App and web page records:
********************

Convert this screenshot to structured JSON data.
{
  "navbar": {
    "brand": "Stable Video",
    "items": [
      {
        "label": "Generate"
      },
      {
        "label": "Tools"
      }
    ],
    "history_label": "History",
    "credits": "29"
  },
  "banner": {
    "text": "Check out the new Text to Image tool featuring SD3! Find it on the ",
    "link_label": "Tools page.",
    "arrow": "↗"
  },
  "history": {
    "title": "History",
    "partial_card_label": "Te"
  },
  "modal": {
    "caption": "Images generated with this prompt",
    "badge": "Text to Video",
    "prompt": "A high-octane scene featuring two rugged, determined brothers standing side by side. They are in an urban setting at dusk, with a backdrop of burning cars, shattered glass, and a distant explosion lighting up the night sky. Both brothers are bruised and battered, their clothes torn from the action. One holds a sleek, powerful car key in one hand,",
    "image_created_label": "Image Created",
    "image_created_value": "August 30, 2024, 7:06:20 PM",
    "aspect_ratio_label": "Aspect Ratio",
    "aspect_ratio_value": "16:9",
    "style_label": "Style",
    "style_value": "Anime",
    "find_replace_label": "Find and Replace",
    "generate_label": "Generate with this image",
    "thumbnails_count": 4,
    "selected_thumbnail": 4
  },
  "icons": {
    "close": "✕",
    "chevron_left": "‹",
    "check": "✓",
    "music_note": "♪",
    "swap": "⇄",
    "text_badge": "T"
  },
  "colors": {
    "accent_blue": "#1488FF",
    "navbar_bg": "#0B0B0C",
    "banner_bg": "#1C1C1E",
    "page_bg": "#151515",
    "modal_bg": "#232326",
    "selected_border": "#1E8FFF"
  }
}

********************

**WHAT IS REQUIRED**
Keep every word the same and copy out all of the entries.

**RESULT OF THE EXERCISE**
Convert this screenshot to structured JSON data.
{
  "navbar": {
    "brand": "Stable Video",
    "items": [
      {
        "label": "Generate"
      },
      {
        "label": "Tools"
      }
    ],
    "history_label": "History",
    "credits": "29"
  },
  "banner": {
    "text": "Check out the new Text to Image tool featuring SD3! Find it on the ",
    "link_label": "Tools page.",
    "arrow": "↗"
  },
  "history": {
    "title": "History",
    "partial_card_label": "Te"
  },
  "modal": {
    "caption": "Images generated with this prompt",
    "badge": "Text to Video",
    "prompt": "A high-octane scene featuring two rugged, determined brothers standing side by side. They are in an urban setting at dusk, with a backdrop of burning cars, shattered glass, and a distant explosion lighting up the night sky. Both brothers are bruised and battered, their clothes torn from the action. One holds a sleek, powerful car key in one hand,",
    "image_created_label": "Image Created",
    "image_created_value": "August 30, 2024, 7:06:20 PM",
    "aspect_ratio_label": "Aspect Ratio",
    "aspect_ratio_value": "16:9",
    "style_label": "Style",
    "style_value": "Anime",
    "find_replace_label": "Find and Replace",
    "generate_label": "Generate with this image",
    "thumbnails_count": 4,
    "selected_thumbnail": 4
  },
  "icons": {
    "close": "✕",
    "chevron_left": "‹",
    "check": "✓",
    "music_note": "♪",
    "swap": "⇄",
    "text_badge": "T"
  },
  "colors": {
    "accent_blue": "#1488FF",
    "navbar_bg": "#0B0B0C",
    "banner_bg": "#1C1C1E",
    "page_bg": "#151515",
    "modal_bg": "#232326",
    "selected_border": "#1E8FFF"
  }
}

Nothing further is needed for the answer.